But these are stories, legends, fiction, are they not? Researchers Helge Ingstad and Anne Stine Ingstad thought not. There were sufficient details in the sagas, references to plants and animals and geographic formations to lead the Ingstads to focus on the tip of the Great Northern Peninsula of Newfoundland as the probable site of the settlement. They surveyed the territory and began asking around: Did anybody know of some unusual land formations in the area, something that probably wasn’t formed by Mother Nature.
In 1960 someone had something to tell them. George Decker, a resident of the small fishing village L’Anse aux Meadows led them to an area the locals called the “old Indian camp,” where children played among the low regular mounds, just a few inches high but still distinct. To an archeologist’s eye, these grass-covered shapes weren’t just mounds in the earth, but the remains of houses.
Archaeological excavations began the next year. From 1961 to 1968 they carried out seven excavations of the remains of eight buildings. The excavations showed that the houses were originally made of sod that rested on a frame, the same construction found in Iceland and Greenland at the time of the settlement, about 1000CE. Other evidence was collected as well. In the baking pit of one house they found an oil lamp and a spindle wheel; in another a fragment of a bone needle for knitting, and in another a bronze pin with a ring-shaped head that the Norse used to pin their coats. There was also slag from smelting and forging iron, as well as the iron nails and rivets used in boat building. This was ample evidence to assert that this had been a Scandinavian settlement.
As a writer, this real-life story really resonated. The sagas are literature, to be sure, but history as well. The fanciful stories held more than a thread of truth, and open-eyed scholars chose to approach them as real accounts, leading to a wonderful discovery. Although, as historical fiction authors, we do not seek to record historical events for their own ends, this is perhaps a lesson that we can bring the past to life.
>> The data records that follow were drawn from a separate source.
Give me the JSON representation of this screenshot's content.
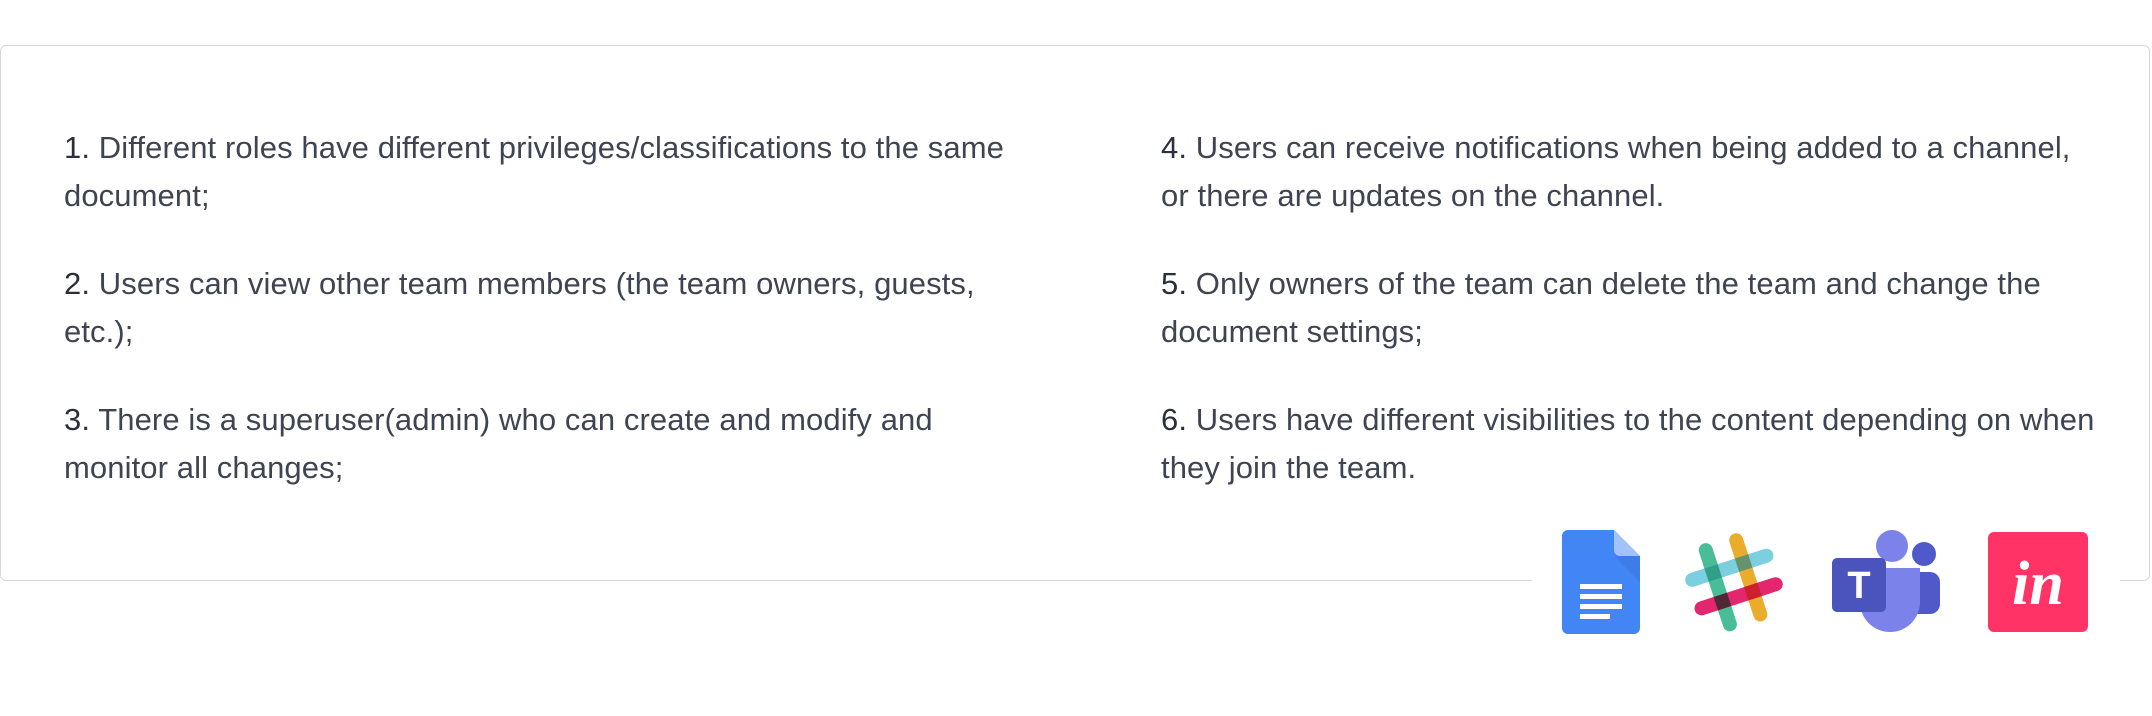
{
  "requirements": {
    "left": [
      {
        "num": "1.",
        "text": " Different roles have different privileges/classifications to the same document;"
      },
      {
        "num": "2.",
        "text": " Users can view other team members (the team owners, guests, etc.);"
      },
      {
        "num": "3.",
        "text": " There is a superuser(admin) who can create and modify and monitor all changes;"
      }
    ],
    "right": [
      {
        "num": "4.",
        "text": " Users can receive notifications when being added to a channel, or there are updates on the channel."
      },
      {
        "num": "5.",
        "text": " Only owners of the team can delete the team and change the document settings;"
      },
      {
        "num": "6.",
        "text": " Users have different visibilities to the content depending on when they join the team."
      }
    ]
  },
  "app_icons": {
    "docs": "google-docs-icon",
    "slack": "slack-icon",
    "teams": "microsoft-teams-icon",
    "invision": "invision-icon",
    "teams_letter": "T",
    "invision_letters": "in"
  },
  "colors": {
    "text": "#3f4452",
    "border": "#d6d8dc",
    "docs_blue": "#4285f4",
    "teams_purple": "#5059c9",
    "invision_pink": "#ff3366"
  }
}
Perhaps when we do our research and make it sing in our stories, we can shine a little light on a little piece of the past that will let the explorers and archeologists forge their own paths and find even more things that we had never imagined.
And so here is to the sagas, here is to the Vikings, and here is to the Ingstads and everyone who searched for truth in literature. Raise a cup of mead with me, and perhaps a glass of good sweet Vinland wine.
The excerpts from the sagas were taken from the following translations:
The Saga of the Greenlanders, from The Norse Discovery of America, Arthur Middleton Reeves, 1906
Eirik the Red’s Saga, Rev. John Sephton, 1880